This was an experience that the students will not forget;  one they felt not only impacted on their studies but on their lives.  One student emailed the trust that evening, and his words express what an impact the Chris Donovan Trust had; “I am just writing to say how much my friends and I appreciated your talk you did at Cirencester College on Wednesday. We all said after how much we were moved by what was said and how we all admired your ability to talk about your tragic loss. We are from the Uniformed Public Services course and we all aim to be able to help people like you one day. We thank you again for your inspiring talk”

Sociology Lecturer Mandy Fisher commented, “‘Students have found the additional activities both informative and engaging and look forward to more events in the future. They have also shown great maturity and respect to our guest speakers and are clearly great ambassadors of the college’.

A letter from Mandy Fisher / Sociology and Criminology lecturer.

Good evening Ray and Vi

I just wanted to thank you all for coming in today. I could see from the students expressions that you made such an impact on them and I know they will walk away with a new viewpoint and, I suspect, a lot of questions! Teachers can do a lot in lessons but we can not show them the true realities so to have people like you really enriches their learning, and their lives. I hope you will come back in the future and share your story and message with other students.

 

Ray and Vi Speaking at Wandle Valley School 

Please click on the link below to read an article from Sutton Voice about Ray and Vi's talk at Wandle Valley School Sutton. 

http://www.suttonvoice.co.uk/sutton-education-news/wandle-valley-students-told-of-the-power-of-forgiveness

 

.....

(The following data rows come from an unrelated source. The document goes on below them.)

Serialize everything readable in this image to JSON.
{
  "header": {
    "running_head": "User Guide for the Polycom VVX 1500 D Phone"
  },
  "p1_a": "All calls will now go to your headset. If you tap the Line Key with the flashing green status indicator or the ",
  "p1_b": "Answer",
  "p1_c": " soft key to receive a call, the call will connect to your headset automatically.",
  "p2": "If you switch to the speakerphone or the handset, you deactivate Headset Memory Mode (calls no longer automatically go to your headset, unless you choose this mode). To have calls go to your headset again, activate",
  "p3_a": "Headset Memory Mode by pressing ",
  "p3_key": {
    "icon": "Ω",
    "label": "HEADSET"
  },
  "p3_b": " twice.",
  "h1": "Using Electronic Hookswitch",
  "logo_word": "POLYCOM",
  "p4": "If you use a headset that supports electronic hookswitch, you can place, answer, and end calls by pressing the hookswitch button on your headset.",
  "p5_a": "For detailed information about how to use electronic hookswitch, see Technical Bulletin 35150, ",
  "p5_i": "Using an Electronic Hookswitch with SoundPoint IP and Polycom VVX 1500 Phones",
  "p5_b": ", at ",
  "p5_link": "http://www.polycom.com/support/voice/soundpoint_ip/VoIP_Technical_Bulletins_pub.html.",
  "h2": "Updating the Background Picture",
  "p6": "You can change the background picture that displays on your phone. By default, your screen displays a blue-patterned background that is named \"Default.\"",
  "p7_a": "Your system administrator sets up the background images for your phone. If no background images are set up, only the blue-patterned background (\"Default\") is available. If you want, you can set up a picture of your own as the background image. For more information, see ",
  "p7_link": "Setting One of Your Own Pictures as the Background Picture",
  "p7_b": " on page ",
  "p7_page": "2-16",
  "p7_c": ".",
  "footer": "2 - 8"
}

A  quote from Mr P Butterworth, Headteacher Overton Grange school 

Ray and Vi were amazing and I meant what I said at the end – I cannot remember a more powerful presentation and it is a really inspiring example of turning an appalling negative event into something positive.

 

A letter from a member of staff at Romans Field School in Milton Keynes

Dear Ray and Vi

Thank you for coming into our school. We were all so sorry for the loss of Christopher.

The talk was brilliant you explained how our actions have a consequence really well.  You made us realise the amount of people we hurt when we do something stupid.

I took your DVD home and watched it with my mum, she though it was really good.

We hope that more children listen and put an end to gangs and knife crime.

 A Teacher

Our Diary
  • Saturday 26 May 2018 - 12:00 am
    Christopher's Anniversary , London
  • Thursday 31 May 2018 - 12:00 pm
    Isis Youth offending institute , London
  • Thursday 07 June 2018 - 6:45 pm
    Metropolitan Police Choir Benefit Concert, Wallington Surrey

 

See more diary dates